Cyclooxygenase-2 (COX-2)-derived prostaglandin E2 (PGE2) plays a role in the development and progression of epithelial malignancies.Measurements of urinary PGE-M, a stablemetabolite of PGE2, reflect systemic PGE2 levels.Here, we investigatedwhether urinary PGE-M levels were elevated in healthy tobacco users and in patients with oral squamous cell carcinoma (OSCC). Median urinary PGE-M levels were increased in healthy tobacco quid chewers [21.3 ng/mgcreatinine (Cr); n=33; P=0.03] and smokers (32.1 ng/mg Cr; n =31; P < 0.001) compared with never tobacco quid chewers-never smokers (18.8 ng/mg Cr; n =30). Urinary PGE-M levels were also compared in OSCC patients versus healthy tobacco users. An approximately 1-fold increase inmedian urinary PGE-M level was found in OSCC patients (48.7 ng/mg Cr, n =78) versus healthy controls (24.5 ng/mg Cr, n =64; P < 0.001). We further determined whether baseline urinary PGE-M levels were prognostic in OSCC patients who underwent treatment with curative intent.A nearly 1-fold increase in baseline urinaryPGE-M levels (64.7 vs. 33.8 ng/mg Cr, P < 0.001) was found in the group of OSCC patients who progressed (n =37) compared with the group that remained progression free (n=41). Patients with high baseline levels of urinary PGE-M had both worse disease-specific survival [HR, 1.01 per unit increase; 95% confidence interval (CI), 1.01- 1.02; P < 0.001] and overall survival (HR, 1.01 per unit increase; 95% CI, 1.00-1.02; P =0.03). Taken together, our findings raise the possibility that NSAIDs, prototypic inhibitors of PGE2 synthesis, may be beneficial for reducing the risk of tobacco-related aerodigestive malignancies or treating OSCC patients with high urinary PGE-M levels.

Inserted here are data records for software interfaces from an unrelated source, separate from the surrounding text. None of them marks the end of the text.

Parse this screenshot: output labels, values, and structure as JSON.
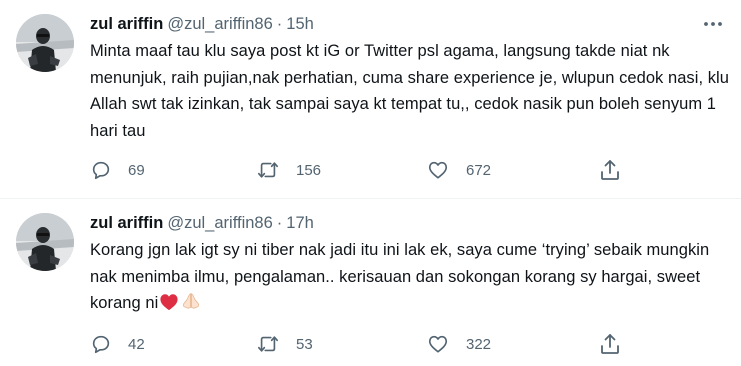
{
  "tweets": [
    {
      "author_name": "zul ariffin",
      "handle": "@zul_ariffin86",
      "separator": "·",
      "time": "15h",
      "text": "Minta maaf tau klu saya post kt iG or Twitter psl agama, langsung takde niat nk menunjuk, raih pujian,nak perhatian, cuma share experience je, wlupun cedok nasi, klu Allah swt tak izinkan, tak sampai saya kt tempat tu,, cedok nasik pun boleh senyum 1 hari tau",
      "replies": "69",
      "retweets": "156",
      "likes": "672"
    },
    {
      "author_name": "zul ariffin",
      "handle": "@zul_ariffin86",
      "separator": "·",
      "time": "17h",
      "text": "Korang jgn lak igt sy ni tiber nak jadi itu ini lak ek, saya cume ‘trying’ sebaik mungkin nak menimba ilmu, pengalaman.. kerisauan dan sokongan korang sy hargai, sweet korang ni",
      "emojis": [
        "red-heart-icon",
        "folded-hands-icon"
      ],
      "replies": "42",
      "retweets": "53",
      "likes": "322"
    }
  ],
  "icons": {
    "reply": "reply-icon",
    "retweet": "retweet-icon",
    "like": "like-icon",
    "share": "share-icon",
    "more": "more-options-icon"
  },
  "colors": {
    "text_primary": "#0f1419",
    "text_secondary": "#536471",
    "divider": "#eff3f4",
    "heart": "#e0245e"
  }
}
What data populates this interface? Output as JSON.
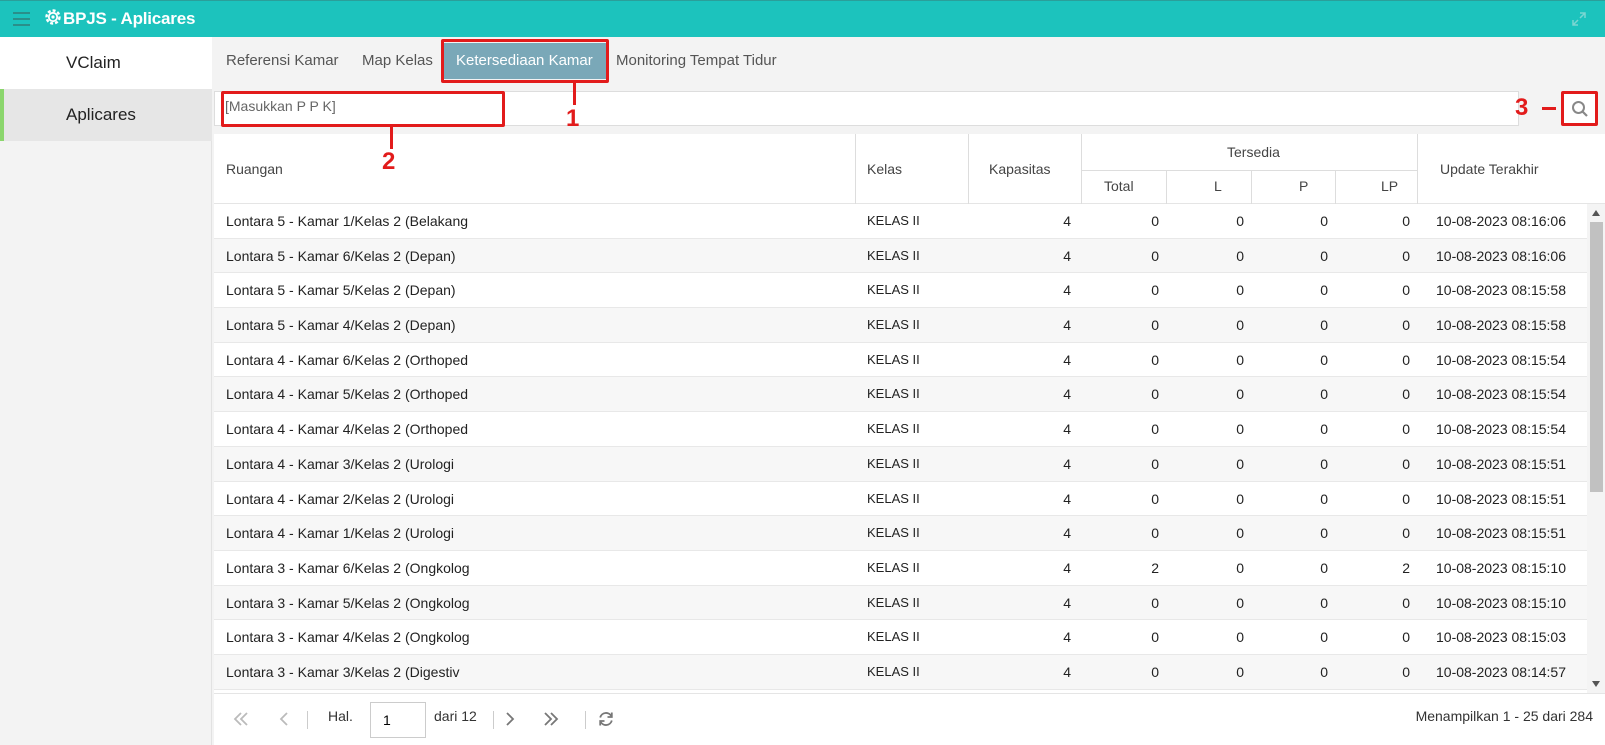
{
  "app": {
    "title": "BPJS - Aplicares"
  },
  "sidebar": {
    "items": [
      {
        "label": "VClaim"
      },
      {
        "label": "Aplicares"
      }
    ]
  },
  "tabs": [
    {
      "label": "Referensi Kamar"
    },
    {
      "label": "Map Kelas"
    },
    {
      "label": "Ketersediaan Kamar",
      "active": true
    },
    {
      "label": "Monitoring Tempat Tidur"
    }
  ],
  "search": {
    "placeholder": "[Masukkan P P K]",
    "value": ""
  },
  "callouts": [
    "1",
    "2",
    "3"
  ],
  "table": {
    "headers": {
      "ruangan": "Ruangan",
      "kelas": "Kelas",
      "kapasitas": "Kapasitas",
      "tersedia": "Tersedia",
      "total": "Total",
      "l": "L",
      "p": "P",
      "lp": "LP",
      "update": "Update Terakhir"
    },
    "rows": [
      {
        "ruangan": "Lontara 5 - Kamar 1/Kelas 2 (Belakang",
        "kelas": "KELAS II",
        "kapasitas": "4",
        "total": "0",
        "l": "0",
        "p": "0",
        "lp": "0",
        "update": "10-08-2023 08:16:06"
      },
      {
        "ruangan": "Lontara 5 - Kamar 6/Kelas 2 (Depan)",
        "kelas": "KELAS II",
        "kapasitas": "4",
        "total": "0",
        "l": "0",
        "p": "0",
        "lp": "0",
        "update": "10-08-2023 08:16:06"
      },
      {
        "ruangan": "Lontara 5 - Kamar 5/Kelas 2 (Depan)",
        "kelas": "KELAS II",
        "kapasitas": "4",
        "total": "0",
        "l": "0",
        "p": "0",
        "lp": "0",
        "update": "10-08-2023 08:15:58"
      },
      {
        "ruangan": "Lontara 5 - Kamar 4/Kelas 2 (Depan)",
        "kelas": "KELAS II",
        "kapasitas": "4",
        "total": "0",
        "l": "0",
        "p": "0",
        "lp": "0",
        "update": "10-08-2023 08:15:58"
      },
      {
        "ruangan": "Lontara 4 - Kamar 6/Kelas 2 (Orthoped",
        "kelas": "KELAS II",
        "kapasitas": "4",
        "total": "0",
        "l": "0",
        "p": "0",
        "lp": "0",
        "update": "10-08-2023 08:15:54"
      },
      {
        "ruangan": "Lontara 4 - Kamar 5/Kelas 2 (Orthoped",
        "kelas": "KELAS II",
        "kapasitas": "4",
        "total": "0",
        "l": "0",
        "p": "0",
        "lp": "0",
        "update": "10-08-2023 08:15:54"
      },
      {
        "ruangan": "Lontara 4 - Kamar 4/Kelas 2 (Orthoped",
        "kelas": "KELAS II",
        "kapasitas": "4",
        "total": "0",
        "l": "0",
        "p": "0",
        "lp": "0",
        "update": "10-08-2023 08:15:54"
      },
      {
        "ruangan": "Lontara 4 - Kamar 3/Kelas 2 (Urologi",
        "kelas": "KELAS II",
        "kapasitas": "4",
        "total": "0",
        "l": "0",
        "p": "0",
        "lp": "0",
        "update": "10-08-2023 08:15:51"
      },
      {
        "ruangan": "Lontara 4 - Kamar 2/Kelas 2 (Urologi",
        "kelas": "KELAS II",
        "kapasitas": "4",
        "total": "0",
        "l": "0",
        "p": "0",
        "lp": "0",
        "update": "10-08-2023 08:15:51"
      },
      {
        "ruangan": "Lontara 4 - Kamar 1/Kelas 2 (Urologi",
        "kelas": "KELAS II",
        "kapasitas": "4",
        "total": "0",
        "l": "0",
        "p": "0",
        "lp": "0",
        "update": "10-08-2023 08:15:51"
      },
      {
        "ruangan": "Lontara 3 - Kamar 6/Kelas 2 (Ongkolog",
        "kelas": "KELAS II",
        "kapasitas": "4",
        "total": "2",
        "l": "0",
        "p": "0",
        "lp": "2",
        "update": "10-08-2023 08:15:10"
      },
      {
        "ruangan": "Lontara 3 - Kamar 5/Kelas 2 (Ongkolog",
        "kelas": "KELAS II",
        "kapasitas": "4",
        "total": "0",
        "l": "0",
        "p": "0",
        "lp": "0",
        "update": "10-08-2023 08:15:10"
      },
      {
        "ruangan": "Lontara 3 - Kamar 4/Kelas 2 (Ongkolog",
        "kelas": "KELAS II",
        "kapasitas": "4",
        "total": "0",
        "l": "0",
        "p": "0",
        "lp": "0",
        "update": "10-08-2023 08:15:03"
      },
      {
        "ruangan": "Lontara 3 - Kamar 3/Kelas 2 (Digestiv",
        "kelas": "KELAS II",
        "kapasitas": "4",
        "total": "0",
        "l": "0",
        "p": "0",
        "lp": "0",
        "update": "10-08-2023 08:14:57"
      }
    ]
  },
  "pager": {
    "page_label": "Hal.",
    "page_value": "1",
    "of_label": "dari 12",
    "summary": "Menampilkan 1 - 25 dari 284"
  },
  "colors": {
    "topbar": "#1cc3bd",
    "active_tab": "#7aa8b8",
    "sidebar_accent": "#8bd66d",
    "annotation": "#e21b1b"
  },
  "icons": [
    "menu-icon",
    "gear-logo-icon",
    "expand-icon",
    "search-icon",
    "first-page-icon",
    "prev-page-icon",
    "next-page-icon",
    "last-page-icon",
    "refresh-icon"
  ]
}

Cancer Prev Res; 9(6); 428-36.
ASJC Scopus subject areas
- Cancer Research